- Opening Delimiter -

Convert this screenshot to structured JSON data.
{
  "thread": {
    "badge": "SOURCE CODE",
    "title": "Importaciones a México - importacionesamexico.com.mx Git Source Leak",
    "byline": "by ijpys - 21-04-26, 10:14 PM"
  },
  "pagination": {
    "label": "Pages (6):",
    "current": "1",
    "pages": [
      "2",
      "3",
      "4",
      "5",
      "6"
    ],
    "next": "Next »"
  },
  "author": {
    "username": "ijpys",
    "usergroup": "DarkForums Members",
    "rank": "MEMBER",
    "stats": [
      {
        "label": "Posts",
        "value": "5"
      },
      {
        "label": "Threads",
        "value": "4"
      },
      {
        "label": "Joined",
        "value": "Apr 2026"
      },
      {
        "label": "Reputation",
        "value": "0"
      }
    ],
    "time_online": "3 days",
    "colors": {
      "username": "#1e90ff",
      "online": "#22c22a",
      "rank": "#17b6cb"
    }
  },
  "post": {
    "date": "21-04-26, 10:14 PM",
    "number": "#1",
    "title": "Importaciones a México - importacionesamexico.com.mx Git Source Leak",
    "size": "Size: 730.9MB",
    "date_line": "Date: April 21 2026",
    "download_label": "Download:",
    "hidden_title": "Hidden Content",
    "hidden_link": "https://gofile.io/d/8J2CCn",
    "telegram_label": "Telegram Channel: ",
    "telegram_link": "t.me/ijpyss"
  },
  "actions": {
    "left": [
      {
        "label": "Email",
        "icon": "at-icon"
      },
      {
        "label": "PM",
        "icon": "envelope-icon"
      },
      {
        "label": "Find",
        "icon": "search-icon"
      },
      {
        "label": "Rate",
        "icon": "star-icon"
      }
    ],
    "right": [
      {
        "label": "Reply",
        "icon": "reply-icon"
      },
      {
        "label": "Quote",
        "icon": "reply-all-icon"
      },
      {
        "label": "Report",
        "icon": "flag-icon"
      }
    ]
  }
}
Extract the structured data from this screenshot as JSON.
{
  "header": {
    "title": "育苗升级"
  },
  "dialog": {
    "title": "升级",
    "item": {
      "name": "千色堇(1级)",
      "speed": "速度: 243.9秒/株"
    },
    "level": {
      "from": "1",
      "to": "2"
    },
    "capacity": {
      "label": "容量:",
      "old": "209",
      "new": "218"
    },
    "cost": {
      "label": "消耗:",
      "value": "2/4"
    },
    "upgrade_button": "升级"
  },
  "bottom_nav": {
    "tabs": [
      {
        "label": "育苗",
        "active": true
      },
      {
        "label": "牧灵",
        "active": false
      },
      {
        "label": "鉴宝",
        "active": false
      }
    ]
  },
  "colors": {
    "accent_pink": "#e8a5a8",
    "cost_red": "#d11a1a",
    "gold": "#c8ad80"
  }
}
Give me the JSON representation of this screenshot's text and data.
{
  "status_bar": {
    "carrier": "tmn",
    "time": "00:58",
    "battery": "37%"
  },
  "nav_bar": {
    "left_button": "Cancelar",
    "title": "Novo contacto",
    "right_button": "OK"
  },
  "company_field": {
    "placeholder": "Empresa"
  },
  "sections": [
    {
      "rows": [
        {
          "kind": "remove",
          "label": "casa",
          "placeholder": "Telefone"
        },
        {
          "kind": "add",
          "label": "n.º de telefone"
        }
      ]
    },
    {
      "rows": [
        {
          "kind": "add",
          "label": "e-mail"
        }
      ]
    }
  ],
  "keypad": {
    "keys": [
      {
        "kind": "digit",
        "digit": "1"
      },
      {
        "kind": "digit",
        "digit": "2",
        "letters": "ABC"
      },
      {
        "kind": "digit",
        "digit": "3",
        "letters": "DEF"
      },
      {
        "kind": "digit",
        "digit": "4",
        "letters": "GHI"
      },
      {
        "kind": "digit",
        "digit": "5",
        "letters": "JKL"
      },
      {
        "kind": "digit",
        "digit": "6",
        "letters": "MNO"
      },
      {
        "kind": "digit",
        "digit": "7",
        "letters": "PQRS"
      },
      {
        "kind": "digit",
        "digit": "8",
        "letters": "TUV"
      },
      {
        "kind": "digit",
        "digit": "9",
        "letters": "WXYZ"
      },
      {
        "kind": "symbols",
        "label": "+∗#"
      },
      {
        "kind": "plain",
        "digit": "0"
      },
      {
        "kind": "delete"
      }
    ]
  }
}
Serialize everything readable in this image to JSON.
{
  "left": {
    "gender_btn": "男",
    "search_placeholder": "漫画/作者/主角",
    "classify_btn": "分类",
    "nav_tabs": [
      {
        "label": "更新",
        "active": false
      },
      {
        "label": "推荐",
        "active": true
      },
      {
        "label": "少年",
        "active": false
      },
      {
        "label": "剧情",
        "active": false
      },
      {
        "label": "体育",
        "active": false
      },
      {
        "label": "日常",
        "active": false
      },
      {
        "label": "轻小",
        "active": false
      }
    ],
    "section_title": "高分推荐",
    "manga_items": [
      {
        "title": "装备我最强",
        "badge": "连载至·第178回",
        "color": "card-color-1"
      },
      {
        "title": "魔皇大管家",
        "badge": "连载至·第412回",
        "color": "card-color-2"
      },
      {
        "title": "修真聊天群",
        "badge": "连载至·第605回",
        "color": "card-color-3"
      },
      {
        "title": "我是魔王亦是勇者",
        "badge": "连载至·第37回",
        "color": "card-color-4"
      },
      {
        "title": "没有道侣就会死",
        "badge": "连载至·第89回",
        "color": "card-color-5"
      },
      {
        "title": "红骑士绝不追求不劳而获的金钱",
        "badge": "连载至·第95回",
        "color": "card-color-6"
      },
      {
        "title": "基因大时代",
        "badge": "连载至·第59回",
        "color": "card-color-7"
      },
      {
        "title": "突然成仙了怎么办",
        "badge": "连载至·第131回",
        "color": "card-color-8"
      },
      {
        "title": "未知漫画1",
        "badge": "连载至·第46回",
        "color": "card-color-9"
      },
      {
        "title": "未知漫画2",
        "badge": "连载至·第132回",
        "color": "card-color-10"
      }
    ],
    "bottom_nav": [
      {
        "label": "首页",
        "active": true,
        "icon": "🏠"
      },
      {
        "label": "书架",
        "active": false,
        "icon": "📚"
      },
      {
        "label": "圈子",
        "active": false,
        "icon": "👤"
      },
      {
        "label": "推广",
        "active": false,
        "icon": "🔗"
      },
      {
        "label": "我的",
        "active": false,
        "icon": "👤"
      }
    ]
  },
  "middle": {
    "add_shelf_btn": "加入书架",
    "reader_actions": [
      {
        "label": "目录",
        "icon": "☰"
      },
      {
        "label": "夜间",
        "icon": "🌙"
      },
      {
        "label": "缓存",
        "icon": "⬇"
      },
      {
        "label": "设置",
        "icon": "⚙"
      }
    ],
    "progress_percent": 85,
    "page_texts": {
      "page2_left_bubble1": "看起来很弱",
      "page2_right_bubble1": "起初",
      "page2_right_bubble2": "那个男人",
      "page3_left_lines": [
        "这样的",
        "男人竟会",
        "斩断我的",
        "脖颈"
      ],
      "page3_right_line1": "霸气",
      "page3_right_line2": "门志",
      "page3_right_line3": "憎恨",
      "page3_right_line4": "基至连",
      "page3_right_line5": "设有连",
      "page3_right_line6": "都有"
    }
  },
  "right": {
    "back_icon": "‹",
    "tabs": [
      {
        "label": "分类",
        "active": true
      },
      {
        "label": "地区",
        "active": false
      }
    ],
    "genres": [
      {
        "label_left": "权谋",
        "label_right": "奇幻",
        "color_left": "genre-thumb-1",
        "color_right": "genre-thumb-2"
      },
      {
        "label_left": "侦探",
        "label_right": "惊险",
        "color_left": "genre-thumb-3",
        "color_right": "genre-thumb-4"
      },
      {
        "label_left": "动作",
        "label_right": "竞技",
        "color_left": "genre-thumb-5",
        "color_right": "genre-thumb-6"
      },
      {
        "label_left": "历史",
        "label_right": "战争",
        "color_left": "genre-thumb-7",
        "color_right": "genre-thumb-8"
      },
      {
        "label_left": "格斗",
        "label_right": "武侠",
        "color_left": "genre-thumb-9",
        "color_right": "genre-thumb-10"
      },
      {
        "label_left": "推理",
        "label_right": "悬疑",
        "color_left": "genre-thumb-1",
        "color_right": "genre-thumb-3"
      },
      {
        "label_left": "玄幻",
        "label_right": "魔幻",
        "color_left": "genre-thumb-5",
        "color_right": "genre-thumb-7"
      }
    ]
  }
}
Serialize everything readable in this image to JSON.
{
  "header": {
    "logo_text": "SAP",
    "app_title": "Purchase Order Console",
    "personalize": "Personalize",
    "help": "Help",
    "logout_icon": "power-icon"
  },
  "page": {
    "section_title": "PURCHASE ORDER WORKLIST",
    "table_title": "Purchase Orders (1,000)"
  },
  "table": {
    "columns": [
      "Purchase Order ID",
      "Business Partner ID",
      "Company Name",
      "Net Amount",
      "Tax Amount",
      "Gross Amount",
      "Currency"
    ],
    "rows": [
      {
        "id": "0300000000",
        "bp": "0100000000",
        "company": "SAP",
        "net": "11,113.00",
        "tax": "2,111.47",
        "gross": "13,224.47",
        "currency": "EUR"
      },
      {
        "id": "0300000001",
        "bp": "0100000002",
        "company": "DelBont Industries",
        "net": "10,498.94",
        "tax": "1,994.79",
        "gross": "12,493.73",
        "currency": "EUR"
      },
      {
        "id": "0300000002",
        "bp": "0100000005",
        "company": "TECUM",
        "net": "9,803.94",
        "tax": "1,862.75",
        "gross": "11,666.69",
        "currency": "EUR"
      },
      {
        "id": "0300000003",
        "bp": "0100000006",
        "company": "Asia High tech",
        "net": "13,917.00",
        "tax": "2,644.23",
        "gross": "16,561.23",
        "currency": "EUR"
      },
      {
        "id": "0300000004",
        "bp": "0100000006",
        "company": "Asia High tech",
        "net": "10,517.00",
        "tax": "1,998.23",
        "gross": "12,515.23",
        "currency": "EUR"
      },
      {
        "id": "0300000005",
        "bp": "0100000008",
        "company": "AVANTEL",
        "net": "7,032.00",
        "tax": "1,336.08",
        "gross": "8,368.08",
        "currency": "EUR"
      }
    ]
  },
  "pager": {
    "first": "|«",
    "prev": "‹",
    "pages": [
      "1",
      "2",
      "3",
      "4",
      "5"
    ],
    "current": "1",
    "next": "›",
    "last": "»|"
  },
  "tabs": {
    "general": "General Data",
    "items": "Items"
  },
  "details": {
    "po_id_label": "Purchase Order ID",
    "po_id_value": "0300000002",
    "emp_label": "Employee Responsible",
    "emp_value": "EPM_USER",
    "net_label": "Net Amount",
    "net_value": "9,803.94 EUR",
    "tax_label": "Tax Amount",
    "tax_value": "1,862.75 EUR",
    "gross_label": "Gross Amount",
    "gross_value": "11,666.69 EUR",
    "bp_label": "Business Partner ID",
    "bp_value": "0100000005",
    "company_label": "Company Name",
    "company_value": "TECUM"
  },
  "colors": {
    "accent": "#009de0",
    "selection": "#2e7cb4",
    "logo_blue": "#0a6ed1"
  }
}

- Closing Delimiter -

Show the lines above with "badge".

- **Completed exercise**:
    "badge": "SOURCE CODE",
        "badge": "连载至·第178回",
        "badge": "连载至·第412回",
        "badge": "连载至·第605回",
        "badge": "连载至·第37回",
        "badge": "连载至·第89回",
        "badge": "连载至·第95回",
        "badge": "连载至·第59回",
        "badge": "连载至·第131回",
        "badge": "连载至·第46回",
        "badge": "连载至·第132回",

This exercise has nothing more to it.